* **INFORMATION GIVEN**
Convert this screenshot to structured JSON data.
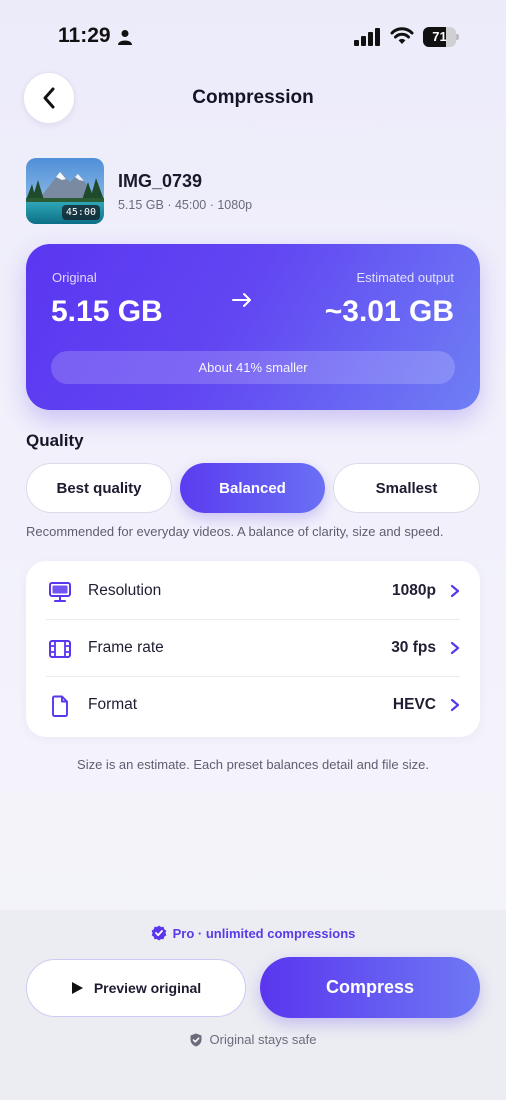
{
  "status_bar": {
    "time": "11:29",
    "battery_level": "71",
    "icons": [
      "person-icon",
      "signal-icon",
      "wifi-icon",
      "battery-icon"
    ]
  },
  "nav": {
    "title": "Compression",
    "back_icon": "chevron-left-icon"
  },
  "file": {
    "name": "IMG_0739",
    "meta": "5.15 GB · 45:00 · 1080p",
    "duration": "45:00"
  },
  "size_card": {
    "original_label": "Original",
    "original_value": "5.15 GB",
    "estimated_label": "Estimated output",
    "estimated_value": "~3.01 GB",
    "savings": "About 41% smaller",
    "arrow_icon": "arrow-right-icon"
  },
  "quality": {
    "title": "Quality",
    "options": [
      {
        "label": "Best quality",
        "selected": false
      },
      {
        "label": "Balanced",
        "selected": true
      },
      {
        "label": "Smallest",
        "selected": false
      }
    ],
    "description": "Recommended for everyday videos. A balance of clarity, size and speed."
  },
  "settings": [
    {
      "label": "Resolution",
      "value": "1080p",
      "icon": "monitor-icon"
    },
    {
      "label": "Frame rate",
      "value": "30 fps",
      "icon": "film-icon"
    },
    {
      "label": "Format",
      "value": "HEVC",
      "icon": "file-icon"
    }
  ],
  "footnote": "Size is an estimate. Each preset balances detail and file size.",
  "bottom": {
    "pro_text": "Pro · unlimited compressions",
    "preview_label": "Preview original",
    "compress_label": "Compress",
    "safe_text": "Original stays safe"
  },
  "colors": {
    "accent": "#5a36ef",
    "accent_light": "#6e78f4",
    "background": "#efeefa"
  }
}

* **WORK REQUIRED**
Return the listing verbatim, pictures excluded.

* **SOLUTION TO THIS EXERCISE**
Convert this screenshot to structured JSON data.
{
  "status_bar": {
    "time": "11:29",
    "battery_level": "71",
    "icons": [
      "person-icon",
      "signal-icon",
      "wifi-icon",
      "battery-icon"
    ]
  },
  "nav": {
    "title": "Compression",
    "back_icon": "chevron-left-icon"
  },
  "file": {
    "name": "IMG_0739",
    "meta": "5.15 GB · 45:00 · 1080p",
    "duration": "45:00"
  },
  "size_card": {
    "original_label": "Original",
    "original_value": "5.15 GB",
    "estimated_label": "Estimated output",
    "estimated_value": "~3.01 GB",
    "savings": "About 41% smaller",
    "arrow_icon": "arrow-right-icon"
  },
  "quality": {
    "title": "Quality",
    "options": [
      {
        "label": "Best quality",
        "selected": false
      },
      {
        "label": "Balanced",
        "selected": true
      },
      {
        "label": "Smallest",
        "selected": false
      }
    ],
    "description": "Recommended for everyday videos. A balance of clarity, size and speed."
  },
  "settings": [
    {
      "label": "Resolution",
      "value": "1080p",
      "icon": "monitor-icon"
    },
    {
      "label": "Frame rate",
      "value": "30 fps",
      "icon": "film-icon"
    },
    {
      "label": "Format",
      "value": "HEVC",
      "icon": "file-icon"
    }
  ],
  "footnote": "Size is an estimate. Each preset balances detail and file size.",
  "bottom": {
    "pro_text": "Pro · unlimited compressions",
    "preview_label": "Preview original",
    "compress_label": "Compress",
    "safe_text": "Original stays safe"
  },
  "colors": {
    "accent": "#5a36ef",
    "accent_light": "#6e78f4",
    "background": "#efeefa"
  }
}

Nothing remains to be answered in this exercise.